      For audio speech application, a compression scheme is disclosed
which makes use of the known type of data.  Instead of transferring
the original data (even if compressed), it is better only to transfer
a phoneme code representation of the speech and synthesize the
original form of the speech on the receiving side.  The phoneme code
can consist  of true phonemes, but may also be augmented by diads,
triads or other metaphoneme sounds.  Each language has only a limited
number of phoneme  (like letters of the alphabet), and any word in
the language can be composed out of that phoneme reservoir.  To
maintain the speaker's characteristic voice, at the beginning of a
connection, a table can be  sent which contains the original phonemes
of the speaker.  If this is not  available, a generic set of phonemes
can be used.  This also allows the  changing of the character of the
speaker, e.g., a male speaker can use  a female phoneme set and,
thus, sound like a female.  If particular phonemes are not available
for certain words or sounds, e.g., foreign words, an escape code can
precede the word or sound to indicate that it is being transmitted in
nonphoneme manner which might be compressed  or uncompressed.

      This type of compression is suitable for one to one
conversation, meaning only one person can talk at the same time on
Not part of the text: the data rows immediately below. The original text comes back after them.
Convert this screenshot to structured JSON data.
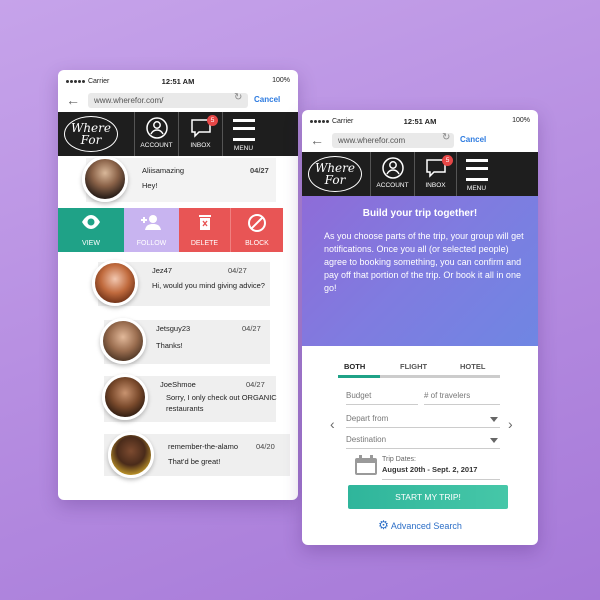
{
  "colors": {
    "accent_teal": "#1fa287",
    "follow_purple": "#c8b4f0",
    "danger_red": "#e85555",
    "link_blue": "#2d7be0",
    "nav_dark": "#1e1e1e"
  },
  "status_bar": {
    "carrier": "Carrier",
    "time": "12:51 AM",
    "battery": "100%"
  },
  "browser": {
    "url_left": "www.wherefor.com/",
    "url_right": "www.wherefor.com",
    "cancel": "Cancel"
  },
  "nav": {
    "logo_text": "Where For",
    "account": "ACCOUNT",
    "inbox": "INBOX",
    "inbox_badge": "5",
    "menu": "MENU"
  },
  "inbox_screen": {
    "messages": [
      {
        "name": "Aliisamazing",
        "date": "04/27",
        "text": "Hey!"
      },
      {
        "name": "Jez47",
        "date": "04/27",
        "text": "Hi, would you mind giving advice?"
      },
      {
        "name": "Jetsguy23",
        "date": "04/27",
        "text": "Thanks!"
      },
      {
        "name": "JoeShmoe",
        "date": "04/27",
        "text": "Sorry, I only check out ORGANIC restaurants"
      },
      {
        "name": "remember-the-alamo",
        "date": "04/20",
        "text": "That'd be great!"
      }
    ],
    "actions": {
      "view": "VIEW",
      "follow": "FOLLOW",
      "delete": "DELETE",
      "block": "BLOCK"
    }
  },
  "trip_screen": {
    "hero_title": "Build your trip together!",
    "hero_text": "As you choose parts of the trip, your group will get notifications. Once  you all (or selected people) agree to booking something, you can  confirm and pay off that portion of the trip. Or book it all in one go!",
    "tabs": [
      "BOTH",
      "FLIGHT",
      "HOTEL"
    ],
    "active_tab": "BOTH",
    "budget_placeholder": "Budget",
    "travelers_placeholder": "# of travelers",
    "depart_placeholder": "Depart from",
    "destination_placeholder": "Destination",
    "trip_dates_label": "Trip Dates:",
    "trip_dates_value": "August 20th - Sept. 2, 2017",
    "start_button": "START MY TRIP!",
    "advanced_search": "Advanced  Search"
  }
}
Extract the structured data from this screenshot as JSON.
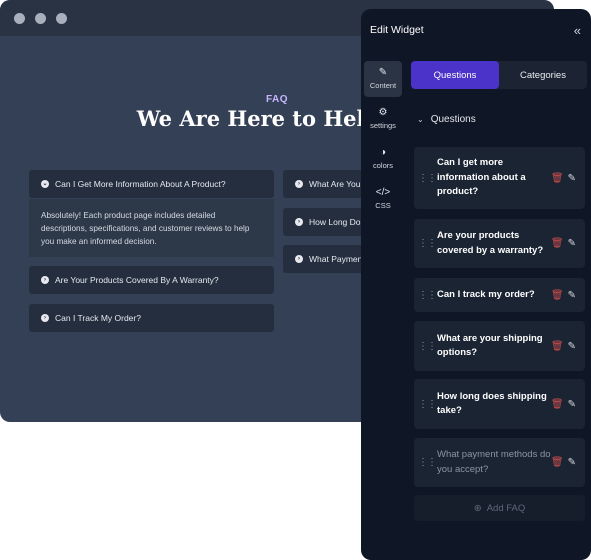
{
  "browser": {
    "faq_label": "FAQ",
    "title": "We Are Here to Help",
    "left_items": [
      {
        "label": "Can I Get More Information About A Product?"
      },
      {
        "label": "Are Your Products Covered By A Warranty?"
      },
      {
        "label": "Can I Track My Order?"
      }
    ],
    "answer": "Absolutely! Each product page includes detailed descriptions, specifications, and customer reviews to help you make an informed decision.",
    "right_items": [
      {
        "label": "What Are Your"
      },
      {
        "label": "How Long Do"
      },
      {
        "label": "What Paymen"
      }
    ]
  },
  "panel": {
    "title": "Edit Widget",
    "nav": [
      {
        "label": "Content",
        "icon": "edit-icon"
      },
      {
        "label": "settings",
        "icon": "gear-icon"
      },
      {
        "label": "colors",
        "icon": "palette-icon"
      },
      {
        "label": "CSS",
        "icon": "code-icon"
      }
    ],
    "tabs": [
      "Questions",
      "Categories"
    ],
    "section_label": "Questions",
    "questions": [
      {
        "text": "Can I get more information about a product?"
      },
      {
        "text": "Are your products covered by a warranty?"
      },
      {
        "text": "Can I track my order?"
      },
      {
        "text": "What are your shipping options?"
      },
      {
        "text": "How long does shipping take?"
      },
      {
        "text": "What payment methods do you accept?"
      }
    ],
    "add_label": "Add FAQ"
  },
  "colors": {
    "accent": "#4b32c8",
    "panel_bg": "#0f1625",
    "page_bg": "#344055",
    "delete": "#d04f4f"
  }
}
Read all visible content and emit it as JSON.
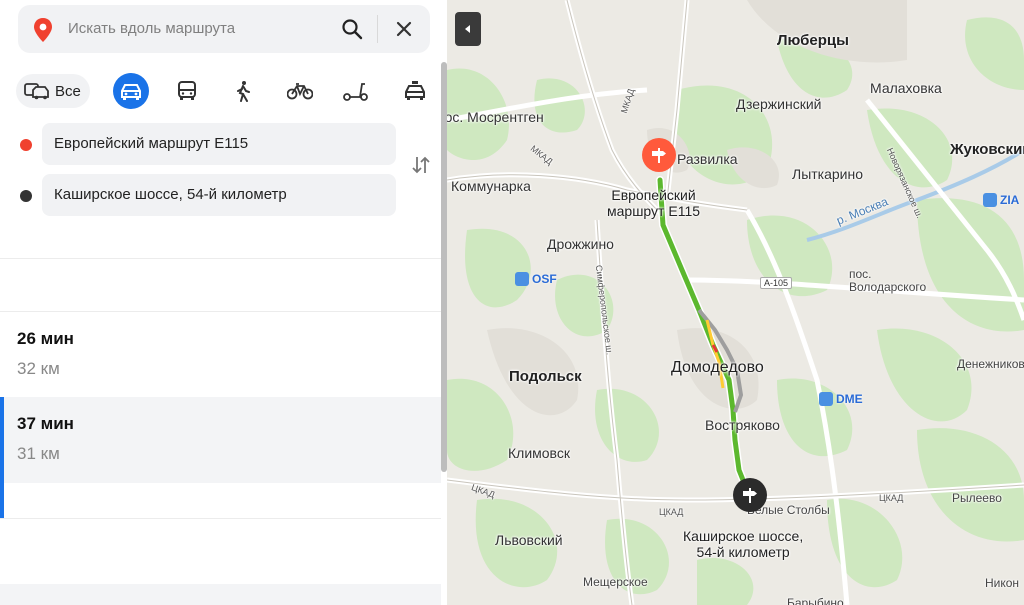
{
  "search": {
    "placeholder": "Искать вдоль маршрута"
  },
  "modes": {
    "all_label": "Все"
  },
  "points": {
    "from": "Европейский маршрут E115",
    "to": "Каширское шоссе, 54-й километр"
  },
  "routes": [
    {
      "time": "26 мин",
      "distance": "32 км",
      "selected": false
    },
    {
      "time": "37 мин",
      "distance": "31 км",
      "selected": true
    }
  ],
  "colors": {
    "accent": "#1a73e8",
    "start_pin": "#ff5a3c",
    "end_pin": "#2b2b2b",
    "route_main": "#5cb82e",
    "route_alt": "#9e9e9e"
  },
  "map": {
    "cities": {
      "lyubertsy": "Люберцы",
      "malakhovka": "Малаховка",
      "dzerzhinsky": "Дзержинский",
      "mosrentgen": "пос. Мосрентген",
      "razvilka": "Развилка",
      "zhukovsky": "Жуковский",
      "kommunarka": "Коммунарка",
      "lytkarino": "Лыткарино",
      "drozhzhino": "Дрожжино",
      "volodarskogo": "пос. Володарского",
      "podolsk": "Подольск",
      "domodedovo": "Домодедово",
      "denezhnikovo": "Денежниково",
      "vostryakovo": "Востряково",
      "klimovsk": "Климовск",
      "rileevo": "Рылеево",
      "belye_stolby": "Белые Столбы",
      "lvovsky": "Львовский",
      "meshcherskoe": "Мещерское",
      "nikon": "Никон",
      "barybino": "Барыбино"
    },
    "rivers": {
      "moskva": "р. Москва"
    },
    "roads": {
      "mkad": "МКАД",
      "tsk": "ЦКАД",
      "simferopolskoe": "Симферопольское ш.",
      "novoryazanskoe": "Новорязанское ш.",
      "a105": "A-105"
    },
    "airports": {
      "osf": "OSF",
      "dme": "DME",
      "zia": "ZIA"
    },
    "start_label_line1": "Европейский",
    "start_label_line2": "маршрут E115",
    "end_label_line1": "Каширское шоссе,",
    "end_label_line2": "54-й километр"
  }
}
one end of the conversation.  It also can be used in electronic mail
systems that al...